Players have on average 2 touches and 1 second to play the ball. This is the reality of a professional footballer. Are you training toward this reality?
In a study by Carling*, examining professional matches in France, a few details emerged.
1. Players have about 53 seconds of the match spent in possession of the ball (less than 1% of the time played).
2. Players are in possession of the ball for slightly more than 1 second each occasion.
3. Players averaged 2 touches per possession.
While there are other studies with slight variations, the take away remains the same. Players are managing space more than they are managing the ball. Players must be remarkably effective with the little time they do have on the ball.
Are you training a player that has the capacity to play efficiently and quickly?
In fact, the best players in the world have such little time on the ball that they must be cognitively proficient from perception to execution and have little time to follow the thinking process to successful conclusions.
If we now cross reference the real demands of players in the game with the what they are doing in training, we may find we are indeed not preparing players as well as we might.
Managing one’s thinking process (cognition) must be prioritized. Managing space must be detailed. And finally, managing the ball quickly and precisely has to be of paramount importance.

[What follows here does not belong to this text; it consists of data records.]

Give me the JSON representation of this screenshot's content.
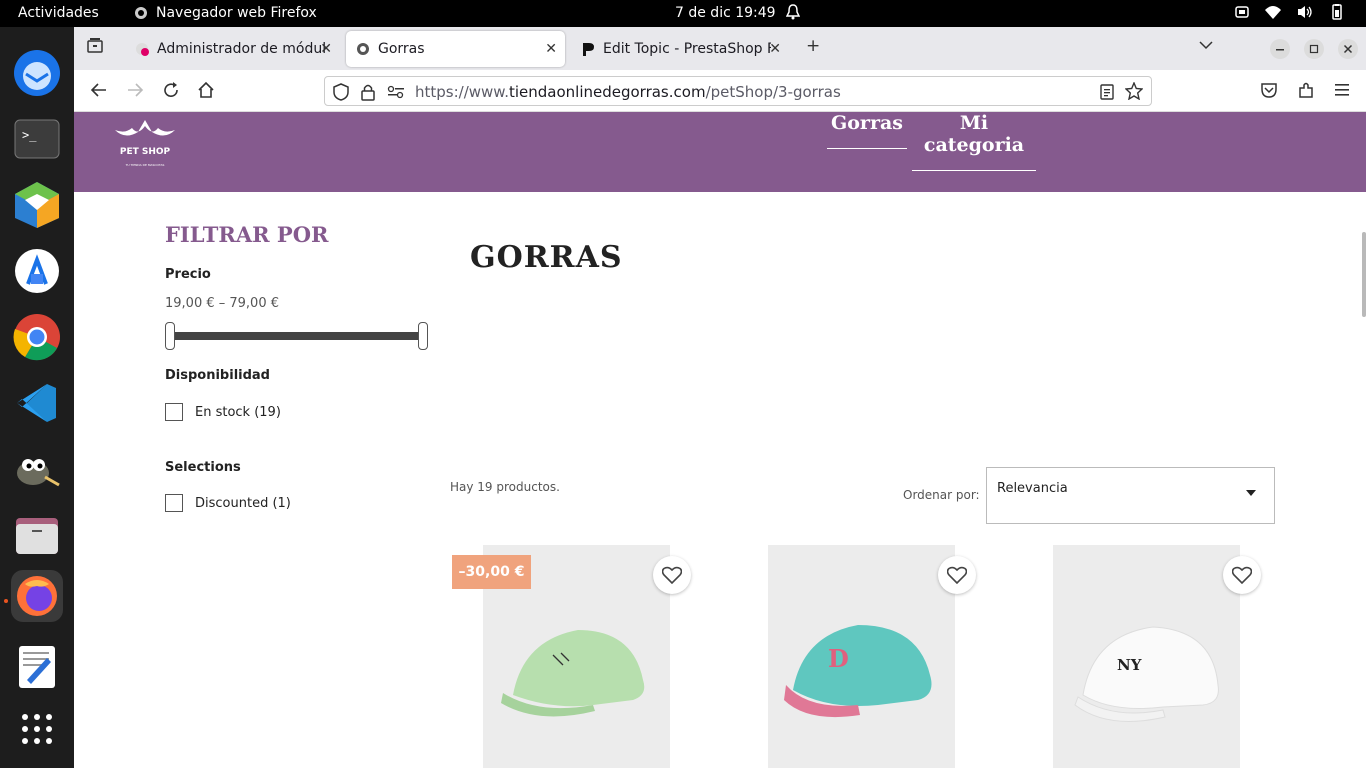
{
  "system": {
    "activities": "Actividades",
    "app_name": "Navegador web Firefox",
    "clock": "7 de dic  19:49"
  },
  "browser": {
    "tabs": [
      {
        "title": "Administrador de módulo",
        "favicon": "prestashop-admin-icon"
      },
      {
        "title": "Gorras",
        "favicon": "shop-icon"
      },
      {
        "title": "Edit Topic - PrestaShop F",
        "favicon": "prestashop-forum-icon"
      }
    ],
    "url_prefix": "https://www.",
    "url_domain": "tiendaonlinedegorras.com",
    "url_path": "/petShop/3-gorras"
  },
  "site": {
    "logo_title": "PET SHOP",
    "logo_subtitle": "TU TIENDA DE MASCOTAS",
    "menu": [
      "Gorras",
      "Mi categoria"
    ],
    "header_color": "#855a8e"
  },
  "filters": {
    "title": "FILTRAR POR",
    "price_title": "Precio",
    "price_range": "19,00 € – 79,00 €",
    "availability_title": "Disponibilidad",
    "availability_option": "En stock (19)",
    "selections_title": "Selections",
    "selections_option": "Discounted (1)"
  },
  "listing": {
    "category_title": "GORRAS",
    "product_count": "Hay 19 productos.",
    "sort_label": "Ordenar por:",
    "sort_value": "Relevancia",
    "products": [
      {
        "badge": "–30,00 €",
        "description": "light green cap"
      },
      {
        "description": "turquoise cap with pink logo"
      },
      {
        "description": "white cap with NY logo"
      }
    ]
  }
}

For this reason, through TOVO Training we like to break down Principles of Play into three categories.
1. Managing Oneself
2. Managing Space
3. Managing the Ball
The three fundamental commitments from each player must be to do their best, behave and have fun. It is really not more complicated than that. If every payer manages this expectation on and off the pitch we know that they will have a far greater chance to maximize their potential and allow their passion to drive their ambition.
It is here that we speak of angles, distant, timing, lines, and situation. Of course, this warrants much more than a blog article to detail. Having said that, managing space is so critically important to train and I must say that we tend to dismiss the importance of these critical concepts too often. Position play is a bit challenging to coach, but well worth the effort to delve into if we are to provide players with the profound understanding of spatial relationships that they will need to execute their craft.
Managing the Ball
You need only visit the web to see the multitude of opportunities, phone apps and private services that focus on this aspect of player development. Technical precision is critically important and qualified people in small group or individualized instruction can certainly improve a player’s ball mastery. However, the match does not require skill. A match requires applied skill in the face of constantly changing variables. Our goal must be to improve execution in real time in the face of opponents if we are to develop true talent.
Overall, the beauty and harsh reality of football is that it is a complex game that requires intelligence in the form of remarkably quick cognitive processing. If we are not training players to manage themselves, space and the ball simultaneously then we are not training them for the demands of the game.
What can your players do with 2 touches and 1 second per possession? And perhaps more importantly, what can they do with the 89 minutes of the match that they will not be touching the ball at all?
*Carling C (2010) Analysis of physical activity profiles when running with the ball in a professional soccer team. Journal of Sports Sciences, 28:319-326.